MATERIAL PROVIDED:
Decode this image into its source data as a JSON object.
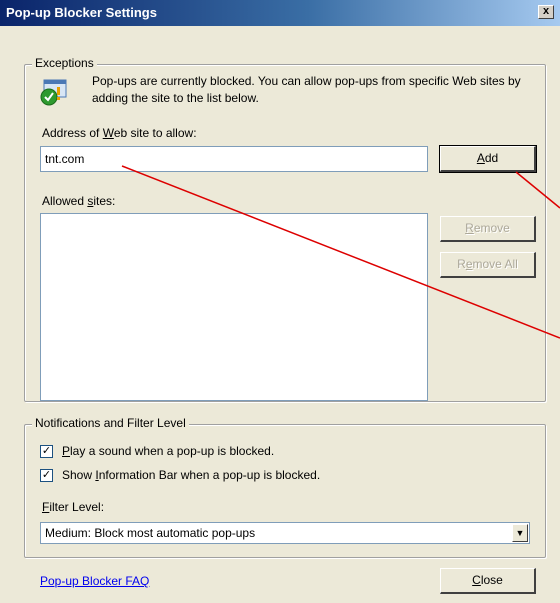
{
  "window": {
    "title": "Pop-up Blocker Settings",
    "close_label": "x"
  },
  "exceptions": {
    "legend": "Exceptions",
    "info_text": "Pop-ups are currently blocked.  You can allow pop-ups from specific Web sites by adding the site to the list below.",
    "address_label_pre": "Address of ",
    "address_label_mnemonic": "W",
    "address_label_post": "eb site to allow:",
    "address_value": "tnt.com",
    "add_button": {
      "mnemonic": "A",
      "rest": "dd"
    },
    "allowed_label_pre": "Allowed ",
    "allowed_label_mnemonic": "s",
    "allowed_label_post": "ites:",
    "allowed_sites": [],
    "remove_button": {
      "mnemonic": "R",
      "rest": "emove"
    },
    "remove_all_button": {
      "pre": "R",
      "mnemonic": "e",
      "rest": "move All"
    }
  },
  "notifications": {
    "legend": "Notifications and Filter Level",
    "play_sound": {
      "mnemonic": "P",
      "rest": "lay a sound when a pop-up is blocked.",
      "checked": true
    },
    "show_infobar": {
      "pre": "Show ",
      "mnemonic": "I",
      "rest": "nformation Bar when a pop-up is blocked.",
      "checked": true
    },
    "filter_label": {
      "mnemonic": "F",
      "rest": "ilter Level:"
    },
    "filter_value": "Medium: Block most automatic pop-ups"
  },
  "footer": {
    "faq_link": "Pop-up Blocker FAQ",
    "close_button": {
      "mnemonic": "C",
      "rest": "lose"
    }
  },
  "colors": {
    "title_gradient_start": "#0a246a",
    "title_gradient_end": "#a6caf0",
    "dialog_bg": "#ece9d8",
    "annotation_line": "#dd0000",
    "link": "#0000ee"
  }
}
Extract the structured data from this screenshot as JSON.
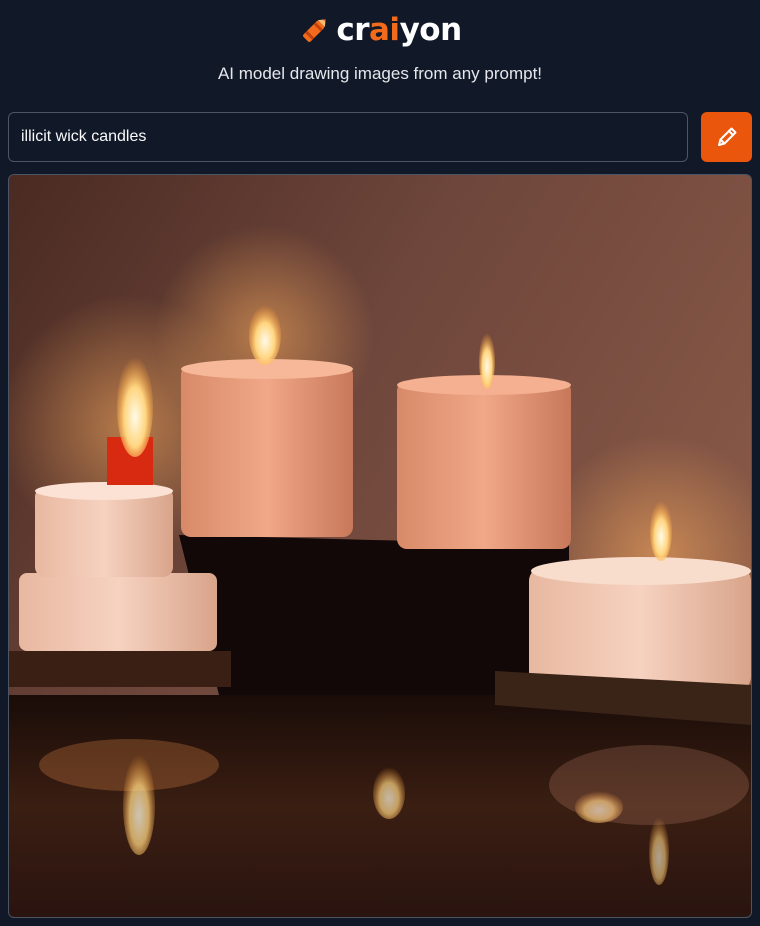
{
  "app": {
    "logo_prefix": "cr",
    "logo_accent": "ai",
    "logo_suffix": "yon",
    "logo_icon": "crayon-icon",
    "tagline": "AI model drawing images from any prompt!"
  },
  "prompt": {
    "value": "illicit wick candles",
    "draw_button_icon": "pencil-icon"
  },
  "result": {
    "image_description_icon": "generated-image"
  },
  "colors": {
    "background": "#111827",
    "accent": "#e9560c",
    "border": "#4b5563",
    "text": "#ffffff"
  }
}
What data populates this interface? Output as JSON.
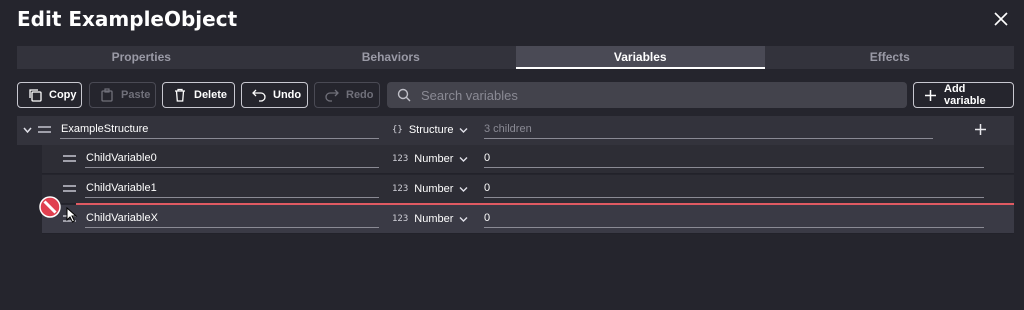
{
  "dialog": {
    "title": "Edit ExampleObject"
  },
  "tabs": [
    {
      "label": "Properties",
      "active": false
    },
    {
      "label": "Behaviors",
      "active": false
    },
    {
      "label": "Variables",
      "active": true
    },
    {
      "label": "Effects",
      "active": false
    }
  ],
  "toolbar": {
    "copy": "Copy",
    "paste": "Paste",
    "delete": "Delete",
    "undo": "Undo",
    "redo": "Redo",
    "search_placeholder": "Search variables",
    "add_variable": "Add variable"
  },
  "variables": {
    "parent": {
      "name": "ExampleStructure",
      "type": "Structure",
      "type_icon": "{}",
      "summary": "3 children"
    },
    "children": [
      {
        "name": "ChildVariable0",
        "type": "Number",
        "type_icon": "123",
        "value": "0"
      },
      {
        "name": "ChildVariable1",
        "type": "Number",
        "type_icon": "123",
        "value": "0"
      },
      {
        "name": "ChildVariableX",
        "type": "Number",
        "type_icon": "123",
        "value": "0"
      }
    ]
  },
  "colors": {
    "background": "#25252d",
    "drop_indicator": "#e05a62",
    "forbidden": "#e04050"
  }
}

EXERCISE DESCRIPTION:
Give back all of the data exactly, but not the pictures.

ANSWER SPACE:
Decode this image into its source data as a JSON object.
{
  "window": {
    "title": "Pop-up Blocker Settings",
    "close_label": "x"
  },
  "exceptions": {
    "legend": "Exceptions",
    "info_text": "Pop-ups are currently blocked.  You can allow pop-ups from specific Web sites by adding the site to the list below.",
    "address_label_pre": "Address of ",
    "address_label_mnemonic": "W",
    "address_label_post": "eb site to allow:",
    "address_value": "tnt.com",
    "add_button": {
      "mnemonic": "A",
      "rest": "dd"
    },
    "allowed_label_pre": "Allowed ",
    "allowed_label_mnemonic": "s",
    "allowed_label_post": "ites:",
    "allowed_sites": [],
    "remove_button": {
      "mnemonic": "R",
      "rest": "emove"
    },
    "remove_all_button": {
      "pre": "R",
      "mnemonic": "e",
      "rest": "move All"
    }
  },
  "notifications": {
    "legend": "Notifications and Filter Level",
    "play_sound": {
      "mnemonic": "P",
      "rest": "lay a sound when a pop-up is blocked.",
      "checked": true
    },
    "show_infobar": {
      "pre": "Show ",
      "mnemonic": "I",
      "rest": "nformation Bar when a pop-up is blocked.",
      "checked": true
    },
    "filter_label": {
      "mnemonic": "F",
      "rest": "ilter Level:"
    },
    "filter_value": "Medium: Block most automatic pop-ups"
  },
  "footer": {
    "faq_link": "Pop-up Blocker FAQ",
    "close_button": {
      "mnemonic": "C",
      "rest": "lose"
    }
  },
  "colors": {
    "title_gradient_start": "#0a246a",
    "title_gradient_end": "#a6caf0",
    "dialog_bg": "#ece9d8",
    "annotation_line": "#dd0000",
    "link": "#0000ee"
  }
}
Extract the structured data from this screenshot as JSON.
{
  "app": {
    "logo_prefix": "cr",
    "logo_accent": "ai",
    "logo_suffix": "yon",
    "logo_icon": "crayon-icon",
    "tagline": "AI model drawing images from any prompt!"
  },
  "prompt": {
    "value": "illicit wick candles",
    "draw_button_icon": "pencil-icon"
  },
  "result": {
    "image_description_icon": "generated-image"
  },
  "colors": {
    "background": "#111827",
    "accent": "#e9560c",
    "border": "#4b5563",
    "text": "#ffffff"
  }
}
What data populates this interface? Output as JSON.
{
  "dialog": {
    "title": "Edit ExampleObject"
  },
  "tabs": [
    {
      "label": "Properties",
      "active": false
    },
    {
      "label": "Behaviors",
      "active": false
    },
    {
      "label": "Variables",
      "active": true
    },
    {
      "label": "Effects",
      "active": false
    }
  ],
  "toolbar": {
    "copy": "Copy",
    "paste": "Paste",
    "delete": "Delete",
    "undo": "Undo",
    "redo": "Redo",
    "search_placeholder": "Search variables",
    "add_variable": "Add variable"
  },
  "variables": {
    "parent": {
      "name": "ExampleStructure",
      "type": "Structure",
      "type_icon": "{}",
      "summary": "3 children"
    },
    "children": [
      {
        "name": "ChildVariable0",
        "type": "Number",
        "type_icon": "123",
        "value": "0"
      },
      {
        "name": "ChildVariable1",
        "type": "Number",
        "type_icon": "123",
        "value": "0"
      },
      {
        "name": "ChildVariableX",
        "type": "Number",
        "type_icon": "123",
        "value": "0"
      }
    ]
  },
  "colors": {
    "background": "#25252d",
    "drop_indicator": "#e05a62",
    "forbidden": "#e04050"
  }
}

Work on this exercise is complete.